Primary Sources Bring the Past to Life!
Early Explorers Primary Sources are just what teachers need to help students learn how to analyze primary sources in order to meet Common Core State Standards!
Students participate in active learning by creating their own interpretations of history using historical documents. Students make observations, generate questions, organize information and ideas, think analytically, write persuasively or informatively, and cite evidence to support their opinions, hypotheses, and conclusions.
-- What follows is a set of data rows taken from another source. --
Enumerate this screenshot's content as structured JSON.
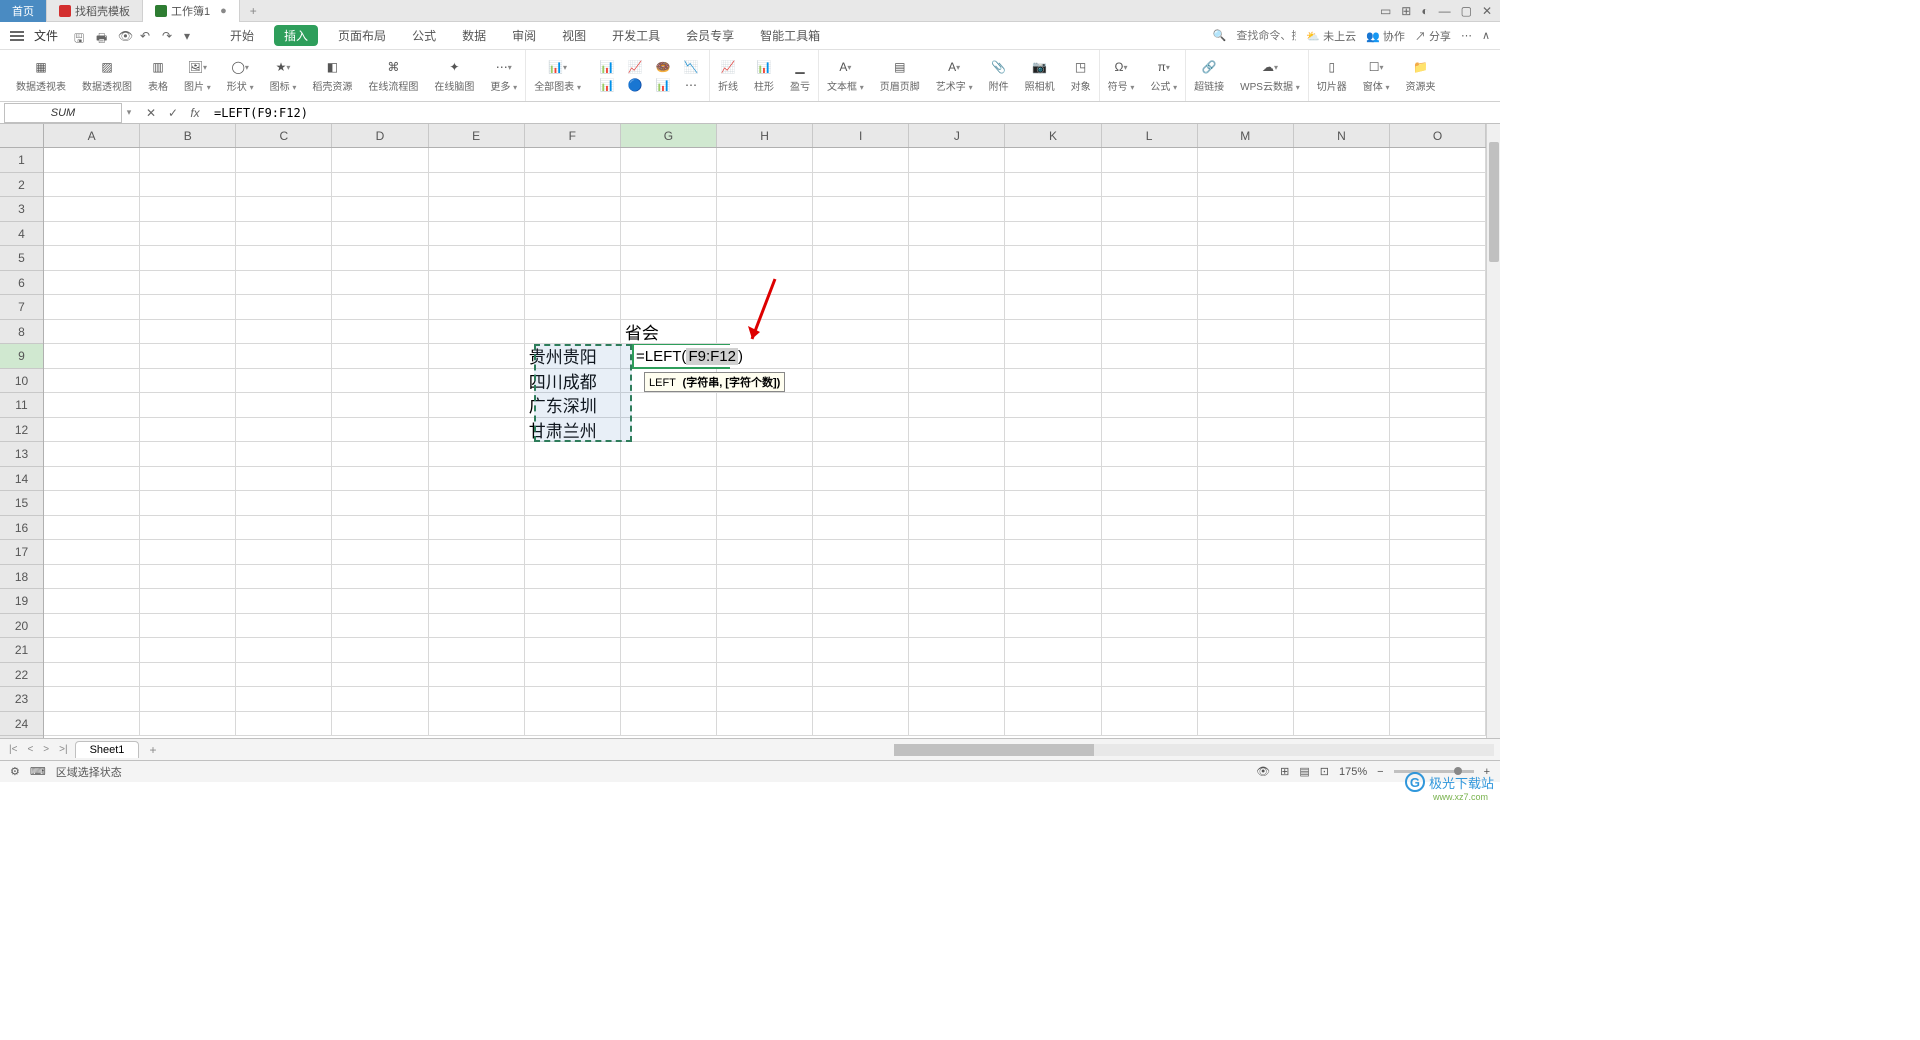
{
  "titlebar": {
    "home": "首页",
    "tab1": "找稻壳模板",
    "tab2": "工作簿1",
    "modified": "●",
    "win_icons": [
      "▭",
      "⊞",
      "◐",
      "—",
      "▢",
      "✕"
    ]
  },
  "menubar": {
    "file": "文件",
    "tabs": [
      "开始",
      "插入",
      "页面布局",
      "公式",
      "数据",
      "审阅",
      "视图",
      "开发工具",
      "会员专享",
      "智能工具箱"
    ],
    "active_tab": 1,
    "search_placeholder": "查找命令、搜索模板",
    "cloud": "未上云",
    "coop": "协作",
    "share": "分享"
  },
  "ribbon": {
    "groups": [
      {
        "label": "数据透视表",
        "icon": "pivot"
      },
      {
        "label": "数据透视图",
        "icon": "pivotchart"
      },
      {
        "label": "表格",
        "icon": "table"
      },
      {
        "label": "图片",
        "icon": "picture",
        "drop": true
      },
      {
        "label": "形状",
        "icon": "shapes",
        "drop": true
      },
      {
        "label": "图标",
        "icon": "icons",
        "drop": true
      },
      {
        "label": "稻壳资源",
        "icon": "resource"
      },
      {
        "label": "在线流程图",
        "icon": "flowchart"
      },
      {
        "label": "在线脑图",
        "icon": "mindmap"
      },
      {
        "label": "更多",
        "icon": "more",
        "drop": true
      },
      {
        "label": "全部图表",
        "icon": "allcharts",
        "drop": true
      },
      {
        "label": "",
        "icon": "chartset",
        "multi": true
      },
      {
        "label": "折线",
        "icon": "line"
      },
      {
        "label": "柱形",
        "icon": "bar"
      },
      {
        "label": "盈亏",
        "icon": "winloss"
      },
      {
        "label": "文本框",
        "icon": "textbox",
        "drop": true
      },
      {
        "label": "页眉页脚",
        "icon": "headerfooter"
      },
      {
        "label": "艺术字",
        "icon": "wordart",
        "drop": true
      },
      {
        "label": "附件",
        "icon": "attach"
      },
      {
        "label": "照相机",
        "icon": "camera"
      },
      {
        "label": "对象",
        "icon": "object"
      },
      {
        "label": "符号",
        "icon": "symbol",
        "drop": true
      },
      {
        "label": "公式",
        "icon": "equation",
        "drop": true
      },
      {
        "label": "超链接",
        "icon": "hyperlink"
      },
      {
        "label": "WPS云数据",
        "icon": "clouddata",
        "drop": true
      },
      {
        "label": "切片器",
        "icon": "slicer"
      },
      {
        "label": "窗体",
        "icon": "form",
        "drop": true
      },
      {
        "label": "资源夹",
        "icon": "folder"
      }
    ]
  },
  "formulabar": {
    "namebox": "SUM",
    "formula": "=LEFT(F9:F12)"
  },
  "sheet": {
    "cols": [
      "A",
      "B",
      "C",
      "D",
      "E",
      "F",
      "G",
      "H",
      "I",
      "J",
      "K",
      "L",
      "M",
      "N",
      "O"
    ],
    "rows": 24,
    "sel_col": "G",
    "sel_row": 9,
    "cells": {
      "G8": "省会",
      "F9": "贵州贵阳",
      "F10": "四川成都",
      "F11": "广东深圳",
      "F12": "甘肃兰州"
    },
    "active_formula_prefix": "=LEFT(",
    "active_formula_arg": "F9:F12",
    "active_formula_suffix": ")",
    "tooltip_fn": "LEFT",
    "tooltip_args": "(字符串, [字符个数])"
  },
  "sheettabs": {
    "sheet1": "Sheet1"
  },
  "statusbar": {
    "mode": "区域选择状态",
    "zoom": "175%"
  },
  "watermark": {
    "text": "极光下载站",
    "url": "www.xz7.com"
  },
  "chart_data": null
}
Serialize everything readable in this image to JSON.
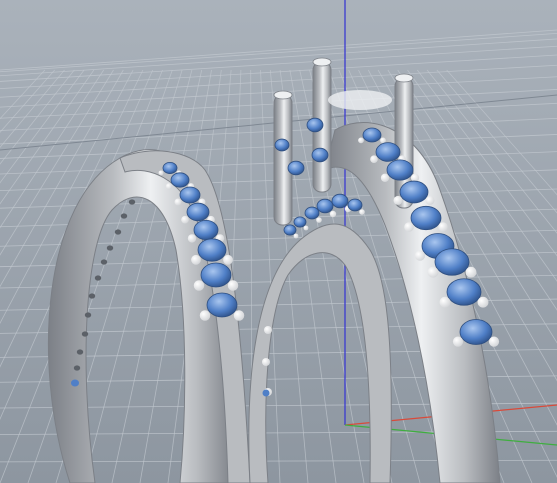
{
  "viewport": {
    "background_top": "#aab2bb",
    "background_bottom": "#8d96a0",
    "grid_color": "#c2c8cf",
    "grid_dark": "#7f8893",
    "axis_colors": {
      "x": "#d94a3a",
      "y": "#3fae3f",
      "z": "#3b3bd0"
    }
  },
  "model": {
    "metal_color": "#b9bcc0",
    "metal_highlight": "#eef0f2",
    "metal_shadow": "#7c8087",
    "gem_color": "#4f7fc7",
    "gem_highlight": "#a9c6ef",
    "prong_color": "#d2d4d7"
  },
  "icons": [
    "axis-x",
    "axis-y",
    "axis-z"
  ]
}
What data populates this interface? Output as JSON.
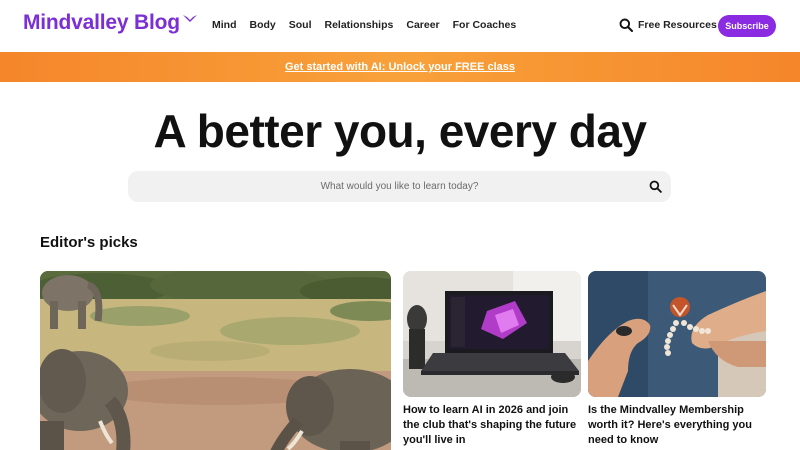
{
  "header": {
    "logo_text": "Mindvalley Blog",
    "nav": [
      "Mind",
      "Body",
      "Soul",
      "Relationships",
      "Career",
      "For Coaches"
    ],
    "search_icon": "search-icon",
    "free_resources": "Free Resources",
    "subscribe": "Subscribe"
  },
  "banner": {
    "link_text": "Get started with AI: Unlock your FREE class"
  },
  "hero": {
    "title": "A better you, every day",
    "search_placeholder": "What would you like to learn today?"
  },
  "picks": {
    "title": "Editor's picks",
    "cards": [
      {
        "caption": ""
      },
      {
        "caption": "How to learn AI in 2026 and join the club that's shaping the future you'll live in"
      },
      {
        "caption": "Is the Mindvalley Membership worth it? Here's everything you need to know"
      }
    ]
  },
  "colors": {
    "brand": "#7b2fd4",
    "subscribe": "#8a2be2",
    "banner": "#f5862a"
  }
}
Students learn how to integrate and evaluate information to deepen their understanding of historical events.
The 20 Early Explorers Primary Sources are:
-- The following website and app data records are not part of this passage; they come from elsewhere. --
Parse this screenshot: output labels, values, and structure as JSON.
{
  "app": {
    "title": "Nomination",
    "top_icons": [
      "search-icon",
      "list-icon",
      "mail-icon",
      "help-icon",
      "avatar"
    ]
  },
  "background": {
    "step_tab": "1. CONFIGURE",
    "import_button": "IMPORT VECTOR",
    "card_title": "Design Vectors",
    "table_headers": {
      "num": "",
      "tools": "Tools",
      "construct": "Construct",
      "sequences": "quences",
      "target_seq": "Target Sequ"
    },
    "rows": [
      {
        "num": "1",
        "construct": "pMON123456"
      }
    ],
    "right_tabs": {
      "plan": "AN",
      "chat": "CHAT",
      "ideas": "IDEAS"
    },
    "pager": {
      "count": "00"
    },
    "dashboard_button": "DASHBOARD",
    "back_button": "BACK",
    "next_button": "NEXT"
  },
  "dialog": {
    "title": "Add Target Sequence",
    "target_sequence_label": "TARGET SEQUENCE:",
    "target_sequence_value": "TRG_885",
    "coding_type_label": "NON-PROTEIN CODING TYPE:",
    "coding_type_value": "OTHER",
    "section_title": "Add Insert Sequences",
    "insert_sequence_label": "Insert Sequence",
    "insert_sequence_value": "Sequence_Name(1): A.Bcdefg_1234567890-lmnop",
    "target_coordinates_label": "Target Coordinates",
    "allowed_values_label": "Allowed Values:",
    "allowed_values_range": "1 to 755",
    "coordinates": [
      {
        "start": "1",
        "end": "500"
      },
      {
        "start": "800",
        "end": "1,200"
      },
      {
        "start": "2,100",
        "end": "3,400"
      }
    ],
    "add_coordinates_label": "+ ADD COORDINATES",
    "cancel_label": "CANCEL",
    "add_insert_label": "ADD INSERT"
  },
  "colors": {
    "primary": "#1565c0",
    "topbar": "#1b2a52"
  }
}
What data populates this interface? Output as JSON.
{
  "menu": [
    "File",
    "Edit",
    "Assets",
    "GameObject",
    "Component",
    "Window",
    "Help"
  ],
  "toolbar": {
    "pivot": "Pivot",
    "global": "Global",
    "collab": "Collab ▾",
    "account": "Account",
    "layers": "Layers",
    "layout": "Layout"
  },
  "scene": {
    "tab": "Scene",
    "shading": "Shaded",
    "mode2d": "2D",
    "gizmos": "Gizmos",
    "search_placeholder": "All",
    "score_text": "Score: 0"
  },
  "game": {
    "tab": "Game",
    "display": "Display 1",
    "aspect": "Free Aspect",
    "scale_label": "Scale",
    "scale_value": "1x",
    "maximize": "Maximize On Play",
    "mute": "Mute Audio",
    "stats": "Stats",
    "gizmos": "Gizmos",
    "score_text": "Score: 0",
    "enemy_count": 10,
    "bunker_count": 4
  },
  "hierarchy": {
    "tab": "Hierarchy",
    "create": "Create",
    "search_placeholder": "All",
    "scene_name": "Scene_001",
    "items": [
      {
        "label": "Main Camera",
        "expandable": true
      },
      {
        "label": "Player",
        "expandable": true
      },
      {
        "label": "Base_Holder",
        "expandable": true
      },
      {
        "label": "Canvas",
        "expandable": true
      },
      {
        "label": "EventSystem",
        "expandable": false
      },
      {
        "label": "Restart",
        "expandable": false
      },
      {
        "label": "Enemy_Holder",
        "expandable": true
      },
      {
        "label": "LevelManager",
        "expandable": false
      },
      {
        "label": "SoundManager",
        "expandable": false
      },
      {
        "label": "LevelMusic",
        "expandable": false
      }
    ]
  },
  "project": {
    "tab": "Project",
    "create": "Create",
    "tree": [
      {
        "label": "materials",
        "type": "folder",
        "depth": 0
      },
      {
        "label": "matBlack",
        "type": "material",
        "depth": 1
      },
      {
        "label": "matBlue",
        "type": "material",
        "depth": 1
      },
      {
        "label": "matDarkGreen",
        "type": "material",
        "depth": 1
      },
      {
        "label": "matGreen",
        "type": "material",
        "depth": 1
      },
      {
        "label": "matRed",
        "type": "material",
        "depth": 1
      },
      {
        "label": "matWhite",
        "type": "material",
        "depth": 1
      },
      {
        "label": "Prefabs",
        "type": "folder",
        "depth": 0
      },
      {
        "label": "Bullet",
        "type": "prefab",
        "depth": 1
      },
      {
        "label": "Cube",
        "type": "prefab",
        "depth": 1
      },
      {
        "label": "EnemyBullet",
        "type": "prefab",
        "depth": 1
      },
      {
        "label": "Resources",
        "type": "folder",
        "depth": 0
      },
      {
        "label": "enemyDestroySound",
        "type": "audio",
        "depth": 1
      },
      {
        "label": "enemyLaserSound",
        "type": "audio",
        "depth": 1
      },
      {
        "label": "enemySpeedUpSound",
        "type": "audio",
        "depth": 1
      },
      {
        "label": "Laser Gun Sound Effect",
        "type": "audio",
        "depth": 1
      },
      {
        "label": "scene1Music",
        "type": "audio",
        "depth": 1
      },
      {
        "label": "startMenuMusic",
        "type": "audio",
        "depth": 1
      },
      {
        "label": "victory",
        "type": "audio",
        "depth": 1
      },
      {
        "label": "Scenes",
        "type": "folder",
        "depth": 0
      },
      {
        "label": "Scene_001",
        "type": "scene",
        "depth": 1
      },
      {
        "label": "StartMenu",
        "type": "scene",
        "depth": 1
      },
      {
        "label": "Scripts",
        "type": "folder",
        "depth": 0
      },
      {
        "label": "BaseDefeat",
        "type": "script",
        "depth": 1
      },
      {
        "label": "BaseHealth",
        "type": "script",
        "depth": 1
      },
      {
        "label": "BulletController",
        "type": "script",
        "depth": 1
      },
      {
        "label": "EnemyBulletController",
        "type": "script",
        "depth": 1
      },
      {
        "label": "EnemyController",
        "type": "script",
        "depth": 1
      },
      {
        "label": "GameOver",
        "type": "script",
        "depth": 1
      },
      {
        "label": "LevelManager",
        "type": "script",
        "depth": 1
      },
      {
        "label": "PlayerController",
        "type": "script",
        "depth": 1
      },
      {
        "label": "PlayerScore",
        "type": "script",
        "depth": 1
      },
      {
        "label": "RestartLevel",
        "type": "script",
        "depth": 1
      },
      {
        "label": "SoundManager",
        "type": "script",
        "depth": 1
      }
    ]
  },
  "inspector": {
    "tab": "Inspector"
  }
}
- Excerpt from Christopher Columbus’ letter to King Ferdinand of Spain – 1493
- Engraving of Christopher Columbus by Johann Theodor de Bry – published 1595
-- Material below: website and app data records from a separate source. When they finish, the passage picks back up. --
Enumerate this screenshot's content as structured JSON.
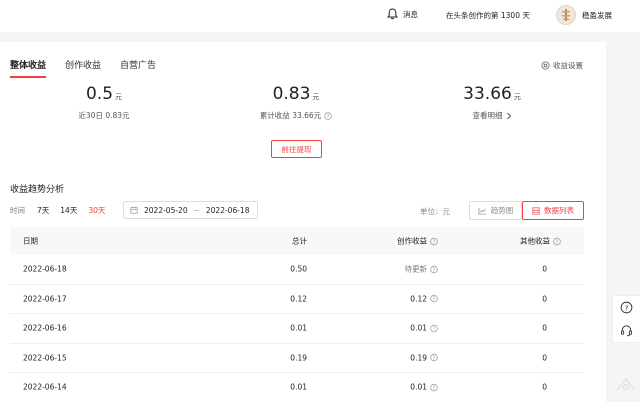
{
  "topbar": {
    "notifications_label": "消息",
    "days_text": "在头条创作的第 1300 天",
    "username": "稳盈发展"
  },
  "tabs": [
    {
      "label": "整体收益",
      "active": true
    },
    {
      "label": "创作收益",
      "active": false
    },
    {
      "label": "自营广告",
      "active": false
    }
  ],
  "settings_label": "收益设置",
  "stats": {
    "recent": {
      "value": "0.5",
      "unit": "元",
      "sub": "近30日 0.83元"
    },
    "total": {
      "value": "0.83",
      "unit": "元",
      "sub": "累计收益 33.66元"
    },
    "balance": {
      "value": "33.66",
      "unit": "元",
      "sub": "查看明细"
    }
  },
  "withdraw_label": "前往提现",
  "section_title": "收益趋势分析",
  "filters": {
    "label": "时间",
    "options": [
      {
        "label": "7天",
        "active": false
      },
      {
        "label": "14天",
        "active": false
      },
      {
        "label": "30天",
        "active": true
      }
    ],
    "date_start": "2022-05-20",
    "date_sep": "~",
    "date_end": "2022-06-18"
  },
  "unit_label": "单位：元",
  "views": {
    "trend": "趋势图",
    "list": "数据列表",
    "active": "list"
  },
  "table": {
    "headers": [
      "日期",
      "总计",
      "创作收益",
      "其他收益"
    ],
    "rows": [
      {
        "date": "2022-06-18",
        "total": "0.50",
        "creation": "待更新",
        "other": "0"
      },
      {
        "date": "2022-06-17",
        "total": "0.12",
        "creation": "0.12",
        "other": "0"
      },
      {
        "date": "2022-06-16",
        "total": "0.01",
        "creation": "0.01",
        "other": "0"
      },
      {
        "date": "2022-06-15",
        "total": "0.19",
        "creation": "0.19",
        "other": "0"
      },
      {
        "date": "2022-06-14",
        "total": "0.01",
        "creation": "0.01",
        "other": "0"
      }
    ]
  },
  "colors": {
    "accent": "#f04142",
    "muted": "#777777"
  },
  "icons": [
    "bell-icon",
    "settings-icon",
    "info-icon",
    "chevron-right-icon",
    "calendar-icon",
    "trend-chart-icon",
    "list-icon",
    "help-icon",
    "headset-icon"
  ]
}
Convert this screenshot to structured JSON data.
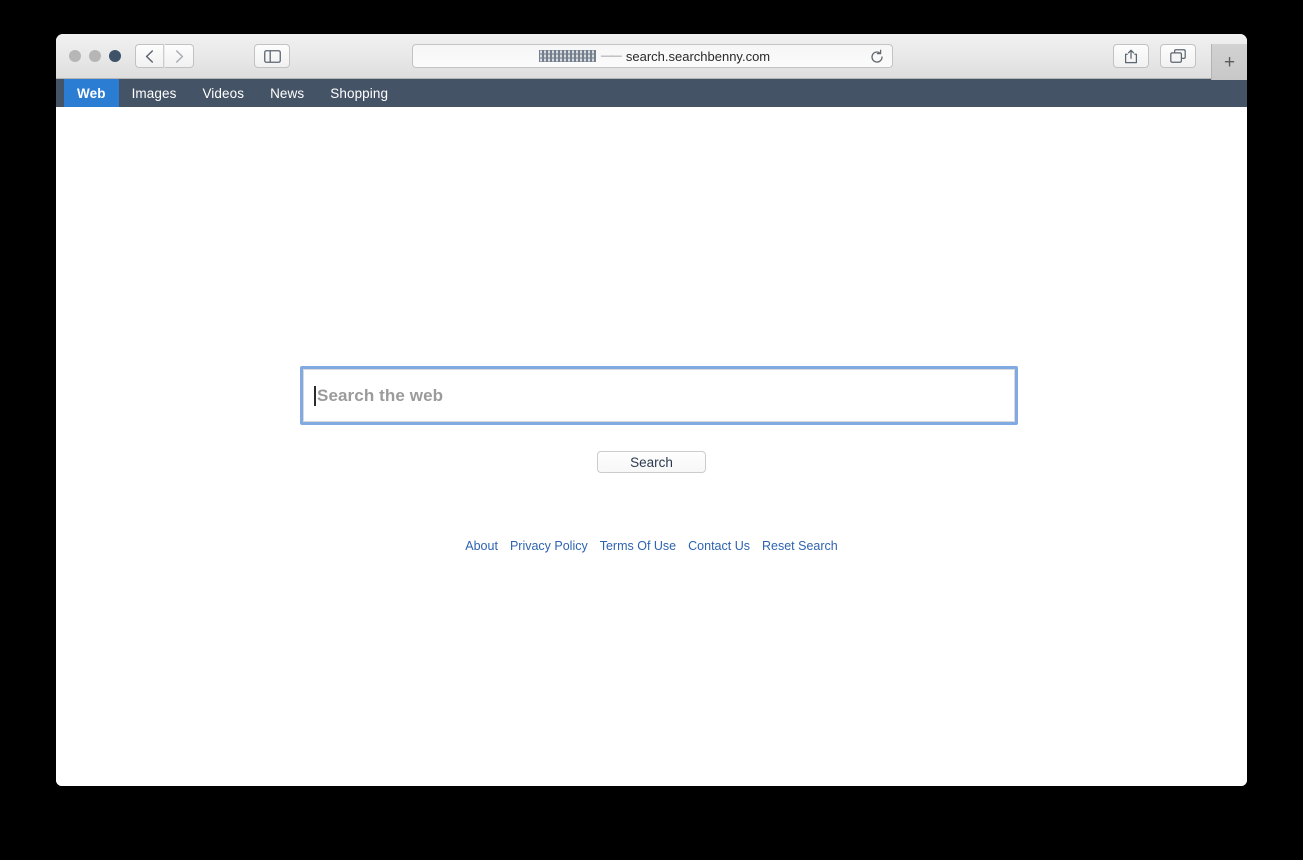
{
  "window": {
    "traffic_lights": [
      "close",
      "minimize",
      "zoom"
    ]
  },
  "toolbar": {
    "back_icon": "chevron-left-icon",
    "forward_icon": "chevron-right-icon",
    "sidebar_icon": "show-sidebar-icon",
    "share_icon": "share-icon",
    "tabs_icon": "show-tabs-icon",
    "new_tab_label": "+",
    "reload_icon": "reload-icon",
    "url_prefix_redacted": "",
    "url_separator": "——",
    "url_text": "search.searchbenny.com"
  },
  "site_nav": {
    "items": [
      {
        "label": "Web",
        "active": true
      },
      {
        "label": "Images",
        "active": false
      },
      {
        "label": "Videos",
        "active": false
      },
      {
        "label": "News",
        "active": false
      },
      {
        "label": "Shopping",
        "active": false
      }
    ]
  },
  "main": {
    "search_value": "",
    "search_placeholder": "Search the web",
    "search_button_label": "Search"
  },
  "footer": {
    "links": [
      {
        "label": "About"
      },
      {
        "label": "Privacy Policy"
      },
      {
        "label": "Terms Of Use"
      },
      {
        "label": "Contact Us"
      },
      {
        "label": "Reset Search"
      }
    ]
  },
  "colors": {
    "nav_bar_bg": "#445365",
    "nav_active_bg": "#2b7cd3",
    "focus_border": "#82aae2",
    "link": "#2e63b0",
    "placeholder": "#9b9b9b",
    "desktop_bg": "#000000"
  }
}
- Engraving of Spanish explorer Juan Ponce de León
- Portrait of Christopher Columbus by Sebastiano del Piombo – 1519
- Map of the Aztec island city of Tenochtitlán made by one of Hernán Cortés’ men – 1524
- Illustration showing Hernán Cortés and his interpreter meeting Aztec Emperor Moctezuma II in 1519 – created circa 1550
- Map of the world by Abraham Ortelius – 1570
- Map of St. Augustine (Florida) – 1589
- Illustration from a 16th century map of Ferdinand Magellan’s ship Victoria, the first ship to circumnavigate the earth – 1590
- Portrait of Amerigo Vespucci—he is described as “discoverer and conqueror of the land of Brazil” – circa 1600
- Diagram of the Quebec settlement – circa 1608
- Illustration of Henry Hudson’s Half Moon sailing ship in the Hudson River
- Self-portrait of French explorer Samuel de Champlain titled Defeat of the Iroquois at Lake Champlain – 1613
- Illustration of Jacques Cartier’s first interview with Indians near Hochelaga (now Montreal) in 1535 – published circa 1850
- Painting titled Discovery of the Mississippi by William H. Powell—portrays Hernando de Soto seeing the Mississippi River for the first time – 1853
- Painting titled Last Voyage of Henry Hudson by John Collier – 1881
- Spanish currency with illustration of explorer Francisco Pizarro
- Photograph of remains of a Viking longboat—Viking Ship Museum, Oslo, Norway – photo taken 2005
- Photograph of a metallic helmet used in 17th century by Spanish conquistadors in America—Museo del Carmen, Maipú, Santiago, Chile – photo taken 2008
- Medallion with effigy of Francisco Vázquez de Coronado, in his birthplace of Salamanca, Spain – photo taken 2012
Your students will:
- Think critically and analytically, interpret events, and question various perspectives of history.
- Participate in active learning by creating their own interpretations instead of memorizing facts and a writer’s interpretations.
- Integrate and evaluate information provided in diverse media formats to deepen their understanding of historical events.
- Create a more relevant and meaningful learning experience.
Download the Gallopade Free Online Teacher's Guide for Primary Sources PDF located in "Additional Info."
All levels. 8 x 11 inches each. Cardstock.